(TO DO) For each entry that follows, produce an exact copy.

* * * * * * * * *

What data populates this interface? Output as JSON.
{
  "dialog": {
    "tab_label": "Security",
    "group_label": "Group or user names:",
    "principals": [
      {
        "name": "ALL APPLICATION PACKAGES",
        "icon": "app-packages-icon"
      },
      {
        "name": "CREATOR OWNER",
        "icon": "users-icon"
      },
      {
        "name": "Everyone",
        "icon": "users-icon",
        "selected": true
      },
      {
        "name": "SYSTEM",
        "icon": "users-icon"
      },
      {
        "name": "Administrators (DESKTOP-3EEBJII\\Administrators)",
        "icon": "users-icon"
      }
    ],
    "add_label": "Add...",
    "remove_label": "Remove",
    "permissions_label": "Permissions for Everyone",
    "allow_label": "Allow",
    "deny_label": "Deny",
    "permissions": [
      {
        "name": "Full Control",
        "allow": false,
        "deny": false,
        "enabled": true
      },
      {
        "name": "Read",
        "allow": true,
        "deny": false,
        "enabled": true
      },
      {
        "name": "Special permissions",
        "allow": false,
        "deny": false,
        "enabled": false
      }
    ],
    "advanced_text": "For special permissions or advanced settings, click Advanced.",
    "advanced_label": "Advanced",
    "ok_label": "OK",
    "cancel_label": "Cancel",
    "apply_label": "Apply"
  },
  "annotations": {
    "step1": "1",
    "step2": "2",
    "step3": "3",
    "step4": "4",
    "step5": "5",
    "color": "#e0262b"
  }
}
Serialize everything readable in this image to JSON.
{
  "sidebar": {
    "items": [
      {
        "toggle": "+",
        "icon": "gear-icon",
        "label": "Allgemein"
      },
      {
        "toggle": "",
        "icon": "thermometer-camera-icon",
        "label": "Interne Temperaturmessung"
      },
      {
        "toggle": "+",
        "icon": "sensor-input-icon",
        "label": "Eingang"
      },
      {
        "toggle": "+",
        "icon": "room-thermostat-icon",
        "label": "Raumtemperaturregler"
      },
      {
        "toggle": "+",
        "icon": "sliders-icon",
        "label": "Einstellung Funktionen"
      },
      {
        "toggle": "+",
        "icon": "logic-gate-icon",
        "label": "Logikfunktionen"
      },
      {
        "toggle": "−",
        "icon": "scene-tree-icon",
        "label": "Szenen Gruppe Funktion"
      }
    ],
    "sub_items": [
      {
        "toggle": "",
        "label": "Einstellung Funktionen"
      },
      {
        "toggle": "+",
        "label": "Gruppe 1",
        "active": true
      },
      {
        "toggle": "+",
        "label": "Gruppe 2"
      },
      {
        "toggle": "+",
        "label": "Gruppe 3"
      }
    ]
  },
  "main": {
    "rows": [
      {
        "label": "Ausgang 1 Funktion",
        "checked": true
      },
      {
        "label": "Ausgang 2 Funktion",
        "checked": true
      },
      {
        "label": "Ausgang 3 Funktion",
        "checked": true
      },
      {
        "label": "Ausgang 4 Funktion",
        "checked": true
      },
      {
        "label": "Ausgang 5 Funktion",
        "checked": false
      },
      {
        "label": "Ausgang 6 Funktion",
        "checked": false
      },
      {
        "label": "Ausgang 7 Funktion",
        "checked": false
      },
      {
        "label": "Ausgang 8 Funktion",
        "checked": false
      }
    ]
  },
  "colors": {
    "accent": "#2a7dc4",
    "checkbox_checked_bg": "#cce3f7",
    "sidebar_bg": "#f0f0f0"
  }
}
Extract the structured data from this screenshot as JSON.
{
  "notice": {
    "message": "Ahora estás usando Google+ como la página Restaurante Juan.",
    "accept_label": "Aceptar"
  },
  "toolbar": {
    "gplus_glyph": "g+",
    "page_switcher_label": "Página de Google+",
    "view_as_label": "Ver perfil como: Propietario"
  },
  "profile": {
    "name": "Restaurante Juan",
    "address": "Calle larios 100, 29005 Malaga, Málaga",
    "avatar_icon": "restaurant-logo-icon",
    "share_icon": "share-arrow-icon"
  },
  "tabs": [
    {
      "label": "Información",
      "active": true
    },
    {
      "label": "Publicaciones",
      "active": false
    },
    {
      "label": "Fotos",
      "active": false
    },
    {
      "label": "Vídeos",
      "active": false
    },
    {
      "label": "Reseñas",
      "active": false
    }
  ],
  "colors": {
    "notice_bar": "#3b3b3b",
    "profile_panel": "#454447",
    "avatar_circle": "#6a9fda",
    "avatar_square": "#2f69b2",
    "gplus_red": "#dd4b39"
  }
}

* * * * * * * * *

(RESPONSE AREA)
What data populates this interface? Output as JSON.
{
  "dialog": {
    "tab_label": "Security",
    "group_label": "Group or user names:",
    "principals": [
      {
        "name": "ALL APPLICATION PACKAGES",
        "icon": "app-packages-icon"
      },
      {
        "name": "CREATOR OWNER",
        "icon": "users-icon"
      },
      {
        "name": "Everyone",
        "icon": "users-icon",
        "selected": true
      },
      {
        "name": "SYSTEM",
        "icon": "users-icon"
      },
      {
        "name": "Administrators (DESKTOP-3EEBJII\\Administrators)",
        "icon": "users-icon"
      }
    ],
    "add_label": "Add...",
    "remove_label": "Remove",
    "permissions_label": "Permissions for Everyone",
    "allow_label": "Allow",
    "deny_label": "Deny",
    "permissions": [
      {
        "name": "Full Control",
        "allow": false,
        "deny": false,
        "enabled": true
      },
      {
        "name": "Read",
        "allow": true,
        "deny": false,
        "enabled": true
      },
      {
        "name": "Special permissions",
        "allow": false,
        "deny": false,
        "enabled": false
      }
    ],
    "advanced_text": "For special permissions or advanced settings, click Advanced.",
    "advanced_label": "Advanced",
    "ok_label": "OK",
    "cancel_label": "Cancel",
    "apply_label": "Apply"
  },
  "annotations": {
    "step1": "1",
    "step2": "2",
    "step3": "3",
    "step4": "4",
    "step5": "5",
    "color": "#e0262b"
  }
}
Serialize everything readable in this image to JSON.
{
  "sidebar": {
    "items": [
      {
        "toggle": "+",
        "icon": "gear-icon",
        "label": "Allgemein"
      },
      {
        "toggle": "",
        "icon": "thermometer-camera-icon",
        "label": "Interne Temperaturmessung"
      },
      {
        "toggle": "+",
        "icon": "sensor-input-icon",
        "label": "Eingang"
      },
      {
        "toggle": "+",
        "icon": "room-thermostat-icon",
        "label": "Raumtemperaturregler"
      },
      {
        "toggle": "+",
        "icon": "sliders-icon",
        "label": "Einstellung Funktionen"
      },
      {
        "toggle": "+",
        "icon": "logic-gate-icon",
        "label": "Logikfunktionen"
      },
      {
        "toggle": "−",
        "icon": "scene-tree-icon",
        "label": "Szenen Gruppe Funktion"
      }
    ],
    "sub_items": [
      {
        "toggle": "",
        "label": "Einstellung Funktionen"
      },
      {
        "toggle": "+",
        "label": "Gruppe 1",
        "active": true
      },
      {
        "toggle": "+",
        "label": "Gruppe 2"
      },
      {
        "toggle": "+",
        "label": "Gruppe 3"
      }
    ]
  },
  "main": {
    "rows": [
      {
        "label": "Ausgang 1 Funktion",
        "checked": true
      },
      {
        "label": "Ausgang 2 Funktion",
        "checked": true
      },
      {
        "label": "Ausgang 3 Funktion",
        "checked": true
      },
      {
        "label": "Ausgang 4 Funktion",
        "checked": true
      },
      {
        "label": "Ausgang 5 Funktion",
        "checked": false
      },
      {
        "label": "Ausgang 6 Funktion",
        "checked": false
      },
      {
        "label": "Ausgang 7 Funktion",
        "checked": false
      },
      {
        "label": "Ausgang 8 Funktion",
        "checked": false
      }
    ]
  },
  "colors": {
    "accent": "#2a7dc4",
    "checkbox_checked_bg": "#cce3f7",
    "sidebar_bg": "#f0f0f0"
  }
}
Extract the structured data from this screenshot as JSON.
{
  "notice": {
    "message": "Ahora estás usando Google+ como la página Restaurante Juan.",
    "accept_label": "Aceptar"
  },
  "toolbar": {
    "gplus_glyph": "g+",
    "page_switcher_label": "Página de Google+",
    "view_as_label": "Ver perfil como: Propietario"
  },
  "profile": {
    "name": "Restaurante Juan",
    "address": "Calle larios 100, 29005 Malaga, Málaga",
    "avatar_icon": "restaurant-logo-icon",
    "share_icon": "share-arrow-icon"
  },
  "tabs": [
    {
      "label": "Información",
      "active": true
    },
    {
      "label": "Publicaciones",
      "active": false
    },
    {
      "label": "Fotos",
      "active": false
    },
    {
      "label": "Vídeos",
      "active": false
    },
    {
      "label": "Reseñas",
      "active": false
    }
  ],
  "colors": {
    "notice_bar": "#3b3b3b",
    "profile_panel": "#454447",
    "avatar_circle": "#6a9fda",
    "avatar_square": "#2f69b2",
    "gplus_red": "#dd4b39"
  }
}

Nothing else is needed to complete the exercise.